Aim of the task
Copy each line below in which the string "title" occurs.

START Data extracts

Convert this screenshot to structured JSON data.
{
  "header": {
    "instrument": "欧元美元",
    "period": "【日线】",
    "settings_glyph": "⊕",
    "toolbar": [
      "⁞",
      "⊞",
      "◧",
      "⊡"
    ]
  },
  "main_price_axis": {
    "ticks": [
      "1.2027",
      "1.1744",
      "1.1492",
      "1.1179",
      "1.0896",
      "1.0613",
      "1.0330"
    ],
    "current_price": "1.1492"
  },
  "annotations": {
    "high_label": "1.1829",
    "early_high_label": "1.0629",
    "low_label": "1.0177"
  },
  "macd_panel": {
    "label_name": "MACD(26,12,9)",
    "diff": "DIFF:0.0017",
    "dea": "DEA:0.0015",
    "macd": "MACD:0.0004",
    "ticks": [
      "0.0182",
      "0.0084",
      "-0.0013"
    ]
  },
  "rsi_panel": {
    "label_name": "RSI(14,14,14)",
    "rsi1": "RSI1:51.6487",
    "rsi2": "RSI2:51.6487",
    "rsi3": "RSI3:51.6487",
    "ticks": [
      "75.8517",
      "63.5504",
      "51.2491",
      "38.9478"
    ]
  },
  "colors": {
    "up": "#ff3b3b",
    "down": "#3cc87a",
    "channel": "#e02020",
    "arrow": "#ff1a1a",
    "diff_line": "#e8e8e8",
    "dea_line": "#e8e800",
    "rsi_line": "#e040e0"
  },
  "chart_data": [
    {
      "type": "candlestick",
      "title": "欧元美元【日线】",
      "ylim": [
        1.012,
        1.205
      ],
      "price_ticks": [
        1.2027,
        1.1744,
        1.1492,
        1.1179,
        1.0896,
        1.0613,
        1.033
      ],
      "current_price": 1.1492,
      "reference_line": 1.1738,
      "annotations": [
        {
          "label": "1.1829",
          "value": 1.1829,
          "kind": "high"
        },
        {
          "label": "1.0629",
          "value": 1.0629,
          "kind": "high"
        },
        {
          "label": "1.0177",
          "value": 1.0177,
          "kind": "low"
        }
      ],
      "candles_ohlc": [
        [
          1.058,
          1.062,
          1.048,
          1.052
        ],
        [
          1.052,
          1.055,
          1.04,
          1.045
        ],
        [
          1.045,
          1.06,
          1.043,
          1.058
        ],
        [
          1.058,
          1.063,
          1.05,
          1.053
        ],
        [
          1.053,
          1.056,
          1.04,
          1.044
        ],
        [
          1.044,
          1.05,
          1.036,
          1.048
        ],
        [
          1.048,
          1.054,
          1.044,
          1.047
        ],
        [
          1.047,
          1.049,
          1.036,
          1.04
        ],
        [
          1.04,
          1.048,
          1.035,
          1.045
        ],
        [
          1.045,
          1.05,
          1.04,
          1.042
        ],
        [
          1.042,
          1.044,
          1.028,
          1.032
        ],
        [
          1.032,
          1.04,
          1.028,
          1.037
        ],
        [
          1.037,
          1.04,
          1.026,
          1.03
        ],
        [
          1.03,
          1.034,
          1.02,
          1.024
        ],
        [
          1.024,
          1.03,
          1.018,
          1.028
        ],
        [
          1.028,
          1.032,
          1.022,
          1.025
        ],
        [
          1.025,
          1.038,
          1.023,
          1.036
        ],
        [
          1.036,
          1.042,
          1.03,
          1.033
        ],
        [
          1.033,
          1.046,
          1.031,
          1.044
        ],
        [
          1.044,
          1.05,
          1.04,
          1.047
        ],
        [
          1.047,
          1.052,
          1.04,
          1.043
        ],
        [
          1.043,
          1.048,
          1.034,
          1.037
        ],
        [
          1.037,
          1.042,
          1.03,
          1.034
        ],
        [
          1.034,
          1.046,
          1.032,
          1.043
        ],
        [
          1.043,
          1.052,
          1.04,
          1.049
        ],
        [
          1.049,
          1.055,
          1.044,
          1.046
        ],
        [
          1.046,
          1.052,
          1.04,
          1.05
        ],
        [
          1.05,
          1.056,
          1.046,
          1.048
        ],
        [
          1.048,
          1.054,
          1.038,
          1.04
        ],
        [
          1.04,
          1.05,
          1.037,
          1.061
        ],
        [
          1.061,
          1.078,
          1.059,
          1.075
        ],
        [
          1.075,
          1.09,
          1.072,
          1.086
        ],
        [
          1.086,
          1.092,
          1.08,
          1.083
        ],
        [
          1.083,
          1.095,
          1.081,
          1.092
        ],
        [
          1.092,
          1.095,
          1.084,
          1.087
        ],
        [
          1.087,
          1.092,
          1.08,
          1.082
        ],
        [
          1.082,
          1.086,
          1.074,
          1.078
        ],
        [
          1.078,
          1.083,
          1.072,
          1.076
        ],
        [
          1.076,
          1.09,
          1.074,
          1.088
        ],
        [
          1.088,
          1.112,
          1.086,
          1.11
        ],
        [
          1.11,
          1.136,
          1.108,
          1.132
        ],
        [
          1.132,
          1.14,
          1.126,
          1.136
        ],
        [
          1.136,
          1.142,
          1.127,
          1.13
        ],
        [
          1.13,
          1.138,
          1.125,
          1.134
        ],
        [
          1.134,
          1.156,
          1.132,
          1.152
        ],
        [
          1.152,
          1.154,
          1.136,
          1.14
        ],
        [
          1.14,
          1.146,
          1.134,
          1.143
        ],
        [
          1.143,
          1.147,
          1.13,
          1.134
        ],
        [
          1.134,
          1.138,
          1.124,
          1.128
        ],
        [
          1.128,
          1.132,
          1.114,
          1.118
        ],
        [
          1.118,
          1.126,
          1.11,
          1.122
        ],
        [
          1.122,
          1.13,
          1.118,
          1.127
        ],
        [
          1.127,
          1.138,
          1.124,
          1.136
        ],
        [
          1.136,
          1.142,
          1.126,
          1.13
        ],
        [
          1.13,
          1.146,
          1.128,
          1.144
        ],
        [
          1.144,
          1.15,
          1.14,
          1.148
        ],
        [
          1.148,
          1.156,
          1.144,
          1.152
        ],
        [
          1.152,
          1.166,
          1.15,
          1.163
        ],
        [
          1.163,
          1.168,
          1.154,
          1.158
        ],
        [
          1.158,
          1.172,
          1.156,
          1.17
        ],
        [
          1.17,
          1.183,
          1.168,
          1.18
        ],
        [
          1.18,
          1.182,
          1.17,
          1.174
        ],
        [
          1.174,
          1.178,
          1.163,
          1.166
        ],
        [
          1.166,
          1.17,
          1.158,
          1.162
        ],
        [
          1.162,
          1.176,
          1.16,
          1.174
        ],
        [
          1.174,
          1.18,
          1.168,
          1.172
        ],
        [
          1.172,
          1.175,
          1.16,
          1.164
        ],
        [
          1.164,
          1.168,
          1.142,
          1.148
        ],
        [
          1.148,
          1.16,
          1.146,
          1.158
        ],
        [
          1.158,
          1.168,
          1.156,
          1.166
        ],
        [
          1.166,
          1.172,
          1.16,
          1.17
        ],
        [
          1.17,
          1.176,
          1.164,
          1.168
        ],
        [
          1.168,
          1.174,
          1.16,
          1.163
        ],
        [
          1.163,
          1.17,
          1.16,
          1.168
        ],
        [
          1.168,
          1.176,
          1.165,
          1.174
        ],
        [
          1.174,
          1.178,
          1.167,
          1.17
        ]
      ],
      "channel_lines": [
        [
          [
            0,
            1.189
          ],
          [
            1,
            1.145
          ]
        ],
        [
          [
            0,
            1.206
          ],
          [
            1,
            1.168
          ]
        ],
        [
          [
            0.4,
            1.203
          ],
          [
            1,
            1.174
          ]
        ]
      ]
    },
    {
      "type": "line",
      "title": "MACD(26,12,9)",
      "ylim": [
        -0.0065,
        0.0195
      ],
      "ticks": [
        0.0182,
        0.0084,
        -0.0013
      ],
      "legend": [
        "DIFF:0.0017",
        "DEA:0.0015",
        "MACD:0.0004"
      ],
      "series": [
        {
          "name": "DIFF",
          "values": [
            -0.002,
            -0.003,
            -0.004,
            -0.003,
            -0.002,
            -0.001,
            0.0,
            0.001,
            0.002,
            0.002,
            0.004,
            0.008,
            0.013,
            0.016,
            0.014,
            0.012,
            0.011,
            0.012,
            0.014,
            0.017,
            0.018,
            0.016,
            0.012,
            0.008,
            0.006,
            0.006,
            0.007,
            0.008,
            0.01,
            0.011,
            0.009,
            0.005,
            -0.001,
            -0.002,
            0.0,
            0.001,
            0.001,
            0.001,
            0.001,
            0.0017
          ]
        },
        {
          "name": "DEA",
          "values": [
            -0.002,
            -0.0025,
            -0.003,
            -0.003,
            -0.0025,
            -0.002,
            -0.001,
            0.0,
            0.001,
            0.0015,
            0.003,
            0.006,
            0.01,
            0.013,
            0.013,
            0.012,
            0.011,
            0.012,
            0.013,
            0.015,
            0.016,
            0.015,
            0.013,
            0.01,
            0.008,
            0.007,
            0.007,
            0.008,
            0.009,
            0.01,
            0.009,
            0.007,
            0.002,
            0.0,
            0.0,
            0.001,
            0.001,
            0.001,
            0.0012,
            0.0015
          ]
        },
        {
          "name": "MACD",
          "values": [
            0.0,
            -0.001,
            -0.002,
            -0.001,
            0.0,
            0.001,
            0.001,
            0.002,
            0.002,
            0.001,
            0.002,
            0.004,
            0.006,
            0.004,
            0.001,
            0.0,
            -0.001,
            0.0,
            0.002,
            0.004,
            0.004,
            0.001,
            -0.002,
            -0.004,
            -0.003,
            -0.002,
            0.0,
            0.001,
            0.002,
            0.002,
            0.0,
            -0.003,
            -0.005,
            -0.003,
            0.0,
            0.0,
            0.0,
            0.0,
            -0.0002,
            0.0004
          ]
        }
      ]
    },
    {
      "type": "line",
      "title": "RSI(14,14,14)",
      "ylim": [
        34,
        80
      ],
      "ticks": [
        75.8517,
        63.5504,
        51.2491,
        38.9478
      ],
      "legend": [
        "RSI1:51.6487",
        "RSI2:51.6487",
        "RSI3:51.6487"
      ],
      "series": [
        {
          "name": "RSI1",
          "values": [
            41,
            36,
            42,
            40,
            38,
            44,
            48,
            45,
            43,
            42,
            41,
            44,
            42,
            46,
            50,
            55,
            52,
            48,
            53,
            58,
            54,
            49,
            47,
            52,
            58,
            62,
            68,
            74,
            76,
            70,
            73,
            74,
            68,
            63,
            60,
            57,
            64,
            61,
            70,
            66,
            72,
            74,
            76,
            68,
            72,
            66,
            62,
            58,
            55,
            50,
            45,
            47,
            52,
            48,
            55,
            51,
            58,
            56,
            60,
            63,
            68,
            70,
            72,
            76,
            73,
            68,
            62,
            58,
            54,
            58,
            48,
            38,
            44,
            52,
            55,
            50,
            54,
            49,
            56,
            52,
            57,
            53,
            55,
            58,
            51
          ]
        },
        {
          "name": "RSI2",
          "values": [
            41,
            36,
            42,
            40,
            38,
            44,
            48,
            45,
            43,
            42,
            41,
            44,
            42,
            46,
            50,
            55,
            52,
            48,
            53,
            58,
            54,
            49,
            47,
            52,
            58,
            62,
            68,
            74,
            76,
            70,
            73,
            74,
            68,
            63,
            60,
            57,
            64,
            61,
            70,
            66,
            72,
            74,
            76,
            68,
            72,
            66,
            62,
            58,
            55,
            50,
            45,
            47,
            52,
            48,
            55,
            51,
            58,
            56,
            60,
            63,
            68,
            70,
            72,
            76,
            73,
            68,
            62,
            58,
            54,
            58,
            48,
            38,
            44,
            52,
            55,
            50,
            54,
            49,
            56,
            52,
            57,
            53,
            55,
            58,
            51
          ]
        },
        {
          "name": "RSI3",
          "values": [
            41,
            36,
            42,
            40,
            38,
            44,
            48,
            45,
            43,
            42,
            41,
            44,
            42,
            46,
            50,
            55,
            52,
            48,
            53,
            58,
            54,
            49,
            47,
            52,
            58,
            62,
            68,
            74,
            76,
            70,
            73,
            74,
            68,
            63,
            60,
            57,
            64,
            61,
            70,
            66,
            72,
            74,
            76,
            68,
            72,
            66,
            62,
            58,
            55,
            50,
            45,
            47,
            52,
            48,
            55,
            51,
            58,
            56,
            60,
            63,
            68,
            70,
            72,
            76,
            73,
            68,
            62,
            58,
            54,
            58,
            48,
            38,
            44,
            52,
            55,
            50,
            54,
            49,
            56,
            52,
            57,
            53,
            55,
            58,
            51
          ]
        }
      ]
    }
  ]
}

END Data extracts

Task result
      "title": "欧元美元【日线】",
      "title": "MACD(26,12,9)",
      "title": "RSI(14,14,14)",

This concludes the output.